MOTORCYCLISTS REV UP FOR SAFE DRIVING: STATE PROGRAMS TRAIN DRIVERS TO VEER CLEAR OF CRASHES

The Motorcycle Safety Foundation, a non-profit organization, launched its Beginning Rider Course in 1973. By 1990, more than 87,000 people had completed MSF motorcycle rider training courses. MSF has helped establish and support rider training nationwide. A state motor-vehicle agency or department of transportation usually administers the rider education program, with MSF providing training curriculum materials and technical assistance. To have riders stay alive on the streets is the ultimate objective of MSF's Motorcycle Rider Course. Students learn riding skills and the fundamental principles of operating a motorcycle. The course addresses road situations that pose particular problems to cyclists and warns riders of the impact of alcohol and drugs on riding skills. Instructors are experienced motorcyclists. The average student is about 30 years old and females often make up a third or more of the class. Families often take the class together.

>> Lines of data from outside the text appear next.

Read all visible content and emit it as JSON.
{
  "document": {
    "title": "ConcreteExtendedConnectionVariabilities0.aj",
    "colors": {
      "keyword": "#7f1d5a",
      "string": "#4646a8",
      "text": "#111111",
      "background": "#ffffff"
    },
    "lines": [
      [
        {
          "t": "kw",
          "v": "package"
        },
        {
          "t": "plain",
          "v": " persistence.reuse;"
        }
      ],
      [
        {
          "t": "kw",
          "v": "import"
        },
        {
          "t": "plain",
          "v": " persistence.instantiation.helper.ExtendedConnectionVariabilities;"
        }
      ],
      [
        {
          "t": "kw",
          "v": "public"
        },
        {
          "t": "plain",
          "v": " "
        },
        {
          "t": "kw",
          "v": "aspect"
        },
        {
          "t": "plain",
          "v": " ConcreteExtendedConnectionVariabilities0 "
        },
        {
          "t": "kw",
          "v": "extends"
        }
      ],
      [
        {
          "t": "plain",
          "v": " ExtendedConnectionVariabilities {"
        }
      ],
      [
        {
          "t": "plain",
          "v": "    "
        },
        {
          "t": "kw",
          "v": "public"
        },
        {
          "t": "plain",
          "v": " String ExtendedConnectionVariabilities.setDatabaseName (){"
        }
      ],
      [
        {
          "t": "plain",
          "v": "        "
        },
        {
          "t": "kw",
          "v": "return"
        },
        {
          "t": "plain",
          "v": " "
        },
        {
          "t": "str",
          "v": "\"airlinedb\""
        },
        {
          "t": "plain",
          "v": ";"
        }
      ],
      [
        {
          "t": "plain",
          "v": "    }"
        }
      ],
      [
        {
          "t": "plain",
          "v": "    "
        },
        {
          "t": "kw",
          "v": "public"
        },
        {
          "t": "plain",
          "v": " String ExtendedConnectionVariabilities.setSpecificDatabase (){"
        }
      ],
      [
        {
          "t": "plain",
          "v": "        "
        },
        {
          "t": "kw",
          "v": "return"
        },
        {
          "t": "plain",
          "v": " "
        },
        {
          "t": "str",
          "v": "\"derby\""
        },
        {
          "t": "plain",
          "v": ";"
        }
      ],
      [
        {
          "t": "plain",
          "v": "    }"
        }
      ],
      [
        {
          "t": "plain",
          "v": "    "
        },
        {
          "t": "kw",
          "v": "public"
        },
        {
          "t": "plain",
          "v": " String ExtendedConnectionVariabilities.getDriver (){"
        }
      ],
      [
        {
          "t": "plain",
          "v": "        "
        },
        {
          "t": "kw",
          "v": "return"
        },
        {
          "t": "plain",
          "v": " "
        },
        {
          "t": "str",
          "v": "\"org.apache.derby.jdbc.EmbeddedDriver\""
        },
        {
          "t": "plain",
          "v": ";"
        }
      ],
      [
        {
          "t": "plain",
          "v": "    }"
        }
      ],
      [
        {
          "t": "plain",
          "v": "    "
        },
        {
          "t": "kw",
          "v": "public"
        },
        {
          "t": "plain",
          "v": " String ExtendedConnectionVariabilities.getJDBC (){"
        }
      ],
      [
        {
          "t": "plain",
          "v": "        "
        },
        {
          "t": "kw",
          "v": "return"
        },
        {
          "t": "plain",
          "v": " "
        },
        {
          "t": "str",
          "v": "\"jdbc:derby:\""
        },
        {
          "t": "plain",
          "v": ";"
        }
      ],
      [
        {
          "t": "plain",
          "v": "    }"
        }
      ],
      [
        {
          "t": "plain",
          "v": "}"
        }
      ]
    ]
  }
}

Local motorcycle dealers tend to be enthusiastic supporters of local Motorcycle Rider Courses and many provide some financial or product support for the courses. Constant research, development and revision have kept MSF's programs up-to-date. State licensing agencies often recognize the Motorcycle Rider Course. In fact, 18 states waive all or portions of the licensing tests if an applicant has successfully completed training.

Language

  • English

Media Info

  • Features: Photos;
  • Pagination: p. 12-15
  • Serial:

Subject/Index Terms

Filing Info

  • Accession Number: 00716871
  • Record Type: Publication
  • Source Agency: National Highway Traffic Safety Administration
  • Report/Paper Numbers: HS-041 476
  • Files: HSL, TRIS, USDOT
  • Created Date: Feb 27 1996 12:00AM